  • walking the dog
  • putting the bins out

Explain that they’ll lose some (or all!) of their weekly pocket money if they don’t hold up their end of the deal and do their jobs.

Teach them how to save it

  • From a very young age, explain to kids the importance of saving a little bit of your money each week – even if it’s only the tiniest amount.
  • Use a piggy bank so children can touch and count the coins.
  • Explain how adding a little each week makes their savings grow.
  • Talk about the sort of things they might like to save up for.

Teach them how to bank it

Here’s where the value of them earning their own pocket money can be realised.

  • Set up a bank account for your kids and as their piggy bank fills up, make the trip to the bank an exciting event.
  • Show your kids how they can progressively bank their money and watch their balance grow across the year.

Teach them how to spend it (sensibly!)

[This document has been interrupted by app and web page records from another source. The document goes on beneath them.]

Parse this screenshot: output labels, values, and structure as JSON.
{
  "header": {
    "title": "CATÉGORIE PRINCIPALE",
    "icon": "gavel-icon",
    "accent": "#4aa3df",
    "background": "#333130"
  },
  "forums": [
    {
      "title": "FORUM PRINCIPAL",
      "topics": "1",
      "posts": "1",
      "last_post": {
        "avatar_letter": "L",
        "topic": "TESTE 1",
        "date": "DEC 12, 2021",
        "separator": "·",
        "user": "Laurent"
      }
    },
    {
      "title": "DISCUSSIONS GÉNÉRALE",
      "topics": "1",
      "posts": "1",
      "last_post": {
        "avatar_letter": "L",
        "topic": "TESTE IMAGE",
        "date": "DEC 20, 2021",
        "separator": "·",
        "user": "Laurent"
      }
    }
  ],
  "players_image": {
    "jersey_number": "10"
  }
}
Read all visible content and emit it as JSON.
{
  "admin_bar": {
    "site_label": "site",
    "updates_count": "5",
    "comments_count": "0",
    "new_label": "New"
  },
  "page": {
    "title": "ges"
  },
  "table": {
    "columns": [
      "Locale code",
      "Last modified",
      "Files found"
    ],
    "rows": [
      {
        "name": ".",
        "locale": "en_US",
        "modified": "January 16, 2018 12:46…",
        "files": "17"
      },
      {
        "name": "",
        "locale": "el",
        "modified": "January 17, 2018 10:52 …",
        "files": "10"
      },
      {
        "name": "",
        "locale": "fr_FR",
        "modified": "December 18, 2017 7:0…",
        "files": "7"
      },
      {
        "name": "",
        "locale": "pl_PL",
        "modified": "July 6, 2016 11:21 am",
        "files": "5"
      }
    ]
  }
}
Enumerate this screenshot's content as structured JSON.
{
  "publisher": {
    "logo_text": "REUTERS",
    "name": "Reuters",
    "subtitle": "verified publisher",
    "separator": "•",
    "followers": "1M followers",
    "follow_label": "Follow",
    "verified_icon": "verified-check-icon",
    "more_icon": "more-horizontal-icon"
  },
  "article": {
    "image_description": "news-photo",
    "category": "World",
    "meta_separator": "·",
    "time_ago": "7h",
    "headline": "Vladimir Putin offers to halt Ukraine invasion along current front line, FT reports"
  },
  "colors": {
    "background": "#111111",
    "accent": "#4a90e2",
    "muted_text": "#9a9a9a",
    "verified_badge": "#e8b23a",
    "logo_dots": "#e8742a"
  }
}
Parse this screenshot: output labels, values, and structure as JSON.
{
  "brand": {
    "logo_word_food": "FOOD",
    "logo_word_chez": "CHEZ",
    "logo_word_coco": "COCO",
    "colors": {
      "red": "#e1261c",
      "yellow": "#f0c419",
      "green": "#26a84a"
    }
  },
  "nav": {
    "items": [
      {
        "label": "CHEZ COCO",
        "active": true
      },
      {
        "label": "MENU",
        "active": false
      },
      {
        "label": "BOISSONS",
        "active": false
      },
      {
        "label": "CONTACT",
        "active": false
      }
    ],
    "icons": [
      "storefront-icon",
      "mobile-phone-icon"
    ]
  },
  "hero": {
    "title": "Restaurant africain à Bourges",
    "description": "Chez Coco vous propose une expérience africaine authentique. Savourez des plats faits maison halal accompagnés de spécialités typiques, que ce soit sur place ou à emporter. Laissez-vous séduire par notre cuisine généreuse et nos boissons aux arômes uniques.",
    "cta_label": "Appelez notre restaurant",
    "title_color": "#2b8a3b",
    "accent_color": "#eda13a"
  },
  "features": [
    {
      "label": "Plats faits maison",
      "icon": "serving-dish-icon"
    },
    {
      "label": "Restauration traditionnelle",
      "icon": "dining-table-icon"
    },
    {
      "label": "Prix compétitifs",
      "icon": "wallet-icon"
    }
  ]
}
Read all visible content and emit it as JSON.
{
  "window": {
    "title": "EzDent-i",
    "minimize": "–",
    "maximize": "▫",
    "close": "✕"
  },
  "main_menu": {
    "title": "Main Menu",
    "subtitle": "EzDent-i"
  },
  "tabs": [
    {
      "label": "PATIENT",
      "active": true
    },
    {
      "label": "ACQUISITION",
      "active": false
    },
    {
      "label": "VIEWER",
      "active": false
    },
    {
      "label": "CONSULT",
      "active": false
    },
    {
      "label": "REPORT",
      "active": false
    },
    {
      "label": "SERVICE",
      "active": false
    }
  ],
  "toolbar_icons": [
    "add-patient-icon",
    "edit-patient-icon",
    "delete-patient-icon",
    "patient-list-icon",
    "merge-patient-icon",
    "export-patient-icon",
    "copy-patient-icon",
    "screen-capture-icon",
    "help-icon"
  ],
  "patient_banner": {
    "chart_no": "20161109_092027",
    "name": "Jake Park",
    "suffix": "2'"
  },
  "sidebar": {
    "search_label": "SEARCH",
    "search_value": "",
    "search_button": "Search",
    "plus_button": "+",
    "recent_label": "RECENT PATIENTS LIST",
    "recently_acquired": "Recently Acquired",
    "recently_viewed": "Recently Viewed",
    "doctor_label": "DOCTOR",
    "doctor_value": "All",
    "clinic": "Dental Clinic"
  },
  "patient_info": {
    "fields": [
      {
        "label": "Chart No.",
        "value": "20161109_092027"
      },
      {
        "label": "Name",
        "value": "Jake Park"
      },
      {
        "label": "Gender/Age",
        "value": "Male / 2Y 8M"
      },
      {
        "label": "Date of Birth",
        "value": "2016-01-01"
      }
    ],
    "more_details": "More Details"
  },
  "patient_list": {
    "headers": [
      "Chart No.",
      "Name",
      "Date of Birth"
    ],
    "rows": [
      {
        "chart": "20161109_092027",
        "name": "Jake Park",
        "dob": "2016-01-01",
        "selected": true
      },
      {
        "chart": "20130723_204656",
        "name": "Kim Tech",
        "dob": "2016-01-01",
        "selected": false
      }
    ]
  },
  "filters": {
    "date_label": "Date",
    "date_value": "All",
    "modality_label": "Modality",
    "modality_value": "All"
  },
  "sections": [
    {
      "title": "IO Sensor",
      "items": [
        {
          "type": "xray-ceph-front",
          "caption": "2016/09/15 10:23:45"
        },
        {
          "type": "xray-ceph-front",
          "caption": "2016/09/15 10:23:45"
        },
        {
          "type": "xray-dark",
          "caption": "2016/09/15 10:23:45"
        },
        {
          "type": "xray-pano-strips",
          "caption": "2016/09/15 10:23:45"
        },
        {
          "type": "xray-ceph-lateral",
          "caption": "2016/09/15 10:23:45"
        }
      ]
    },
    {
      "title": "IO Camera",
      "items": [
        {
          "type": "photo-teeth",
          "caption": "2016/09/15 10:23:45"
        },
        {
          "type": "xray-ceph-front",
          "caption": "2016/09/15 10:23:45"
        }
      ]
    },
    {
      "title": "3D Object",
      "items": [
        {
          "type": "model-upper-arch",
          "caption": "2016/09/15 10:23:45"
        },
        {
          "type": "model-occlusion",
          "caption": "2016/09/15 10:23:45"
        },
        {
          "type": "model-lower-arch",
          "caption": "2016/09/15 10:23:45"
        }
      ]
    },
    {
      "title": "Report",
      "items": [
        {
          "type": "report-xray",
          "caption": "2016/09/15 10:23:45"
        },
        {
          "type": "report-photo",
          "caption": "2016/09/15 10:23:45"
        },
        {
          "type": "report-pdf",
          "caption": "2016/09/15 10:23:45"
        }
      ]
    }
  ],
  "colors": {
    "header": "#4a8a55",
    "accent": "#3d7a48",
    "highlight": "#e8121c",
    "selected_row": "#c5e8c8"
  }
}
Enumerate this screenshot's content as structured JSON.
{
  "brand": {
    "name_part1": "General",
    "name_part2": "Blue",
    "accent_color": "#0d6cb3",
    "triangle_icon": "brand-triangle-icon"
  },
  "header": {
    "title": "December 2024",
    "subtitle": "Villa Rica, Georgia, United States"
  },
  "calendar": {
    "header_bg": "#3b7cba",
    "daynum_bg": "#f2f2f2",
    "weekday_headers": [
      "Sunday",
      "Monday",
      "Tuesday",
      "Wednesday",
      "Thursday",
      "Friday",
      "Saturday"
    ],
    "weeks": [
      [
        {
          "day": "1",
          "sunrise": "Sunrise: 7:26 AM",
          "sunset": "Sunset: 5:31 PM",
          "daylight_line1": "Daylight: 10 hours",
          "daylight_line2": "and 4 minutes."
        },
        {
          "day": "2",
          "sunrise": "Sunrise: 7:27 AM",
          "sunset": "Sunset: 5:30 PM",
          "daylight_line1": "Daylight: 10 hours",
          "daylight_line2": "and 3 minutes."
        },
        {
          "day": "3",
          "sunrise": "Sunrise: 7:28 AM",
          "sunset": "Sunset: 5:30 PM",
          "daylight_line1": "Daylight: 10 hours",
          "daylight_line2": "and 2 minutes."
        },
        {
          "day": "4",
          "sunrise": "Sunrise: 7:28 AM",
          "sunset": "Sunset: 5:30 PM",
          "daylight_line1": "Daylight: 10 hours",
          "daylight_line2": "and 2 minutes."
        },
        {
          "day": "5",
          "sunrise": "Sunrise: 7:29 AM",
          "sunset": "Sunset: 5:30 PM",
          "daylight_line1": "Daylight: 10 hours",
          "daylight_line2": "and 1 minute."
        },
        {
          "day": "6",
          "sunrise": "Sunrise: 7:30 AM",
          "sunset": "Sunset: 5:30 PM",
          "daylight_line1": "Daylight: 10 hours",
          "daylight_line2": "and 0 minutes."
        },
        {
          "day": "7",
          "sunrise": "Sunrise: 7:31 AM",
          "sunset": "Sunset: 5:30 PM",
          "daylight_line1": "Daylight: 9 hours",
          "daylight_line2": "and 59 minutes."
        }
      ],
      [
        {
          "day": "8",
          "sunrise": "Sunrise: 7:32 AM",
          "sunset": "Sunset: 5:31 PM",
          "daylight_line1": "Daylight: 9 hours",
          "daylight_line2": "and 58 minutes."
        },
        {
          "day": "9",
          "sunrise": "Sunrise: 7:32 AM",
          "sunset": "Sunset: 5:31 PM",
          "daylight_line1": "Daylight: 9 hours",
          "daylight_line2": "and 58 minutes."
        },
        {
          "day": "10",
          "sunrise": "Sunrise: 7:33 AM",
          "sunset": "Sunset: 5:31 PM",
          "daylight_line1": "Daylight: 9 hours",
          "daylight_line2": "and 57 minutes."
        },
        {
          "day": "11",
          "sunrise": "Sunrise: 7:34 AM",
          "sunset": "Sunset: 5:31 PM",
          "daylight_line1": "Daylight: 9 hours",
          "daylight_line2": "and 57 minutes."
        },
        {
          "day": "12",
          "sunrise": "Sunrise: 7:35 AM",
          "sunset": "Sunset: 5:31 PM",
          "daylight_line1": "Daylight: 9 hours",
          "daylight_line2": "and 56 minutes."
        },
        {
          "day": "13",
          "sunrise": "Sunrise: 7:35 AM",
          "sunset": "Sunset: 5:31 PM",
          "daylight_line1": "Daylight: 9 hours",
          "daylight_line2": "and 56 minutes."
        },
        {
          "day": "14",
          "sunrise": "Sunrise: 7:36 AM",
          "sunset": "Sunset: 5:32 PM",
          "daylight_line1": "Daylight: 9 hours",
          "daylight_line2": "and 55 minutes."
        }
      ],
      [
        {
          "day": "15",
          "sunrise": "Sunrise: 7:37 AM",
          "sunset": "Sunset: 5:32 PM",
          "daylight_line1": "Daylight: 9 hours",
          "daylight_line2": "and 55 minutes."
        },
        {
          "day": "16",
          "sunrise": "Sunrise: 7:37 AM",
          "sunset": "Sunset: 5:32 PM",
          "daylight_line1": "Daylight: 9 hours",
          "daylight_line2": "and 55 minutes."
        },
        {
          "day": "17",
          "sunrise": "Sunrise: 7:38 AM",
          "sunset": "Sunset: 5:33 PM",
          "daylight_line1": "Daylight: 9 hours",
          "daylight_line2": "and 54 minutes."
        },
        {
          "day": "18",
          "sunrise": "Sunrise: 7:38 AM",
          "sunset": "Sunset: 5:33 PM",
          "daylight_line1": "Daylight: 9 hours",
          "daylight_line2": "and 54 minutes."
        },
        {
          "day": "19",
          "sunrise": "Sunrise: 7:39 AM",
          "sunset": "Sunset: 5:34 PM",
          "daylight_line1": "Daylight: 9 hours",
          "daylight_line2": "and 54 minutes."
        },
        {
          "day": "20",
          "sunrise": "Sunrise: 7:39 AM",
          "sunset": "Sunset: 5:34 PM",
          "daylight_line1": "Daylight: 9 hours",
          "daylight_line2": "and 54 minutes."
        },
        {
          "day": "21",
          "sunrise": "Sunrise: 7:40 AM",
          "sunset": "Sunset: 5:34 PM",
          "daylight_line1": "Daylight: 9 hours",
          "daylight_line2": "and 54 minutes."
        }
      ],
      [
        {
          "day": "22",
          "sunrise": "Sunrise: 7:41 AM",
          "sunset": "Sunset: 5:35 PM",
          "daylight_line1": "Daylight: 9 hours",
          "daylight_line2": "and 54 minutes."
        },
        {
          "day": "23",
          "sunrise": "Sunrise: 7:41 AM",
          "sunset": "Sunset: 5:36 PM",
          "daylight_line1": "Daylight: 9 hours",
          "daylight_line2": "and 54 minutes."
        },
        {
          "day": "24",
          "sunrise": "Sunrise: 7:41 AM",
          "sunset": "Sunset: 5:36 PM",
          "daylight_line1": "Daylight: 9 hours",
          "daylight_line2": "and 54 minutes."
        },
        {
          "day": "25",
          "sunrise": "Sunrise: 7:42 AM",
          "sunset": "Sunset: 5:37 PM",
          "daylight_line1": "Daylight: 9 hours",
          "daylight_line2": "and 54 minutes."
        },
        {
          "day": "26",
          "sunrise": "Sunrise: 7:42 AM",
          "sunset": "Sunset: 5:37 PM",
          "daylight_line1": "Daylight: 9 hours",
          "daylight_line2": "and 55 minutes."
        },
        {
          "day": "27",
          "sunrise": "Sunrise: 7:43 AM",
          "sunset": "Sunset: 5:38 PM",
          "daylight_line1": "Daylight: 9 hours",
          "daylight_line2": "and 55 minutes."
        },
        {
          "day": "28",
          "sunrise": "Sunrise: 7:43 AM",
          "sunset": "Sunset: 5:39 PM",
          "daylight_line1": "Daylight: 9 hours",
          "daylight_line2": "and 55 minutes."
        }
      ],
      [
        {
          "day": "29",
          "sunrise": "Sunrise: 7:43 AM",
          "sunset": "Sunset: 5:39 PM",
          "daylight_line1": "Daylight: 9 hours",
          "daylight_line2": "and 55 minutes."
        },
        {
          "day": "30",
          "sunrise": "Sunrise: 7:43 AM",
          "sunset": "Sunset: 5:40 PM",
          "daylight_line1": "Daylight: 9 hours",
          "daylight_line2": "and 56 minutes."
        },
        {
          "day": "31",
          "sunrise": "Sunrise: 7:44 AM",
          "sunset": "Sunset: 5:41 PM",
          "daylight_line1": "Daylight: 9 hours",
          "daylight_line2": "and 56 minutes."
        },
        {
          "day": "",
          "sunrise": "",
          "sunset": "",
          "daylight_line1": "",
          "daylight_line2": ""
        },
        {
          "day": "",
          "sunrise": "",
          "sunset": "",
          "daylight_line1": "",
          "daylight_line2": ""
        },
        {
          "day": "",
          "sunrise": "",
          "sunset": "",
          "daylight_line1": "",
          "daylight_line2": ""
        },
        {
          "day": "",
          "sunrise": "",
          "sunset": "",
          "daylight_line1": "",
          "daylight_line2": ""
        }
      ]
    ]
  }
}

  • Explain what you are doing as you purchase items.
  • Involve the kids in writing the weekly grocery shopping list and have them help you do your weekly shop.
  • Teach them how to read price tickets, and hoe to identify which product is the best value for money. Involve them in deciding which brand or package size to buy.
  • If you have a budget and you’re happy to involve them, show the kids how you keep track of the money coming in, and how you pay your bills.

Teach them that making money takes patience!

  • Make sure children understand that their pocket money is for their purchases when they want a special new treat or toy.
  • This way, if they have their eye on a more expensive item they will need to learn the patience and discipline of waiting as they save up for it.

Sure, you don’t want your kids stressing and worrying about money. But it is important for them to be aware of the cost of things, and the difference between needs and wants. Kids need to understand that the rent and bills have to be paid before there’s any chance of a shopping trip for toys and treats.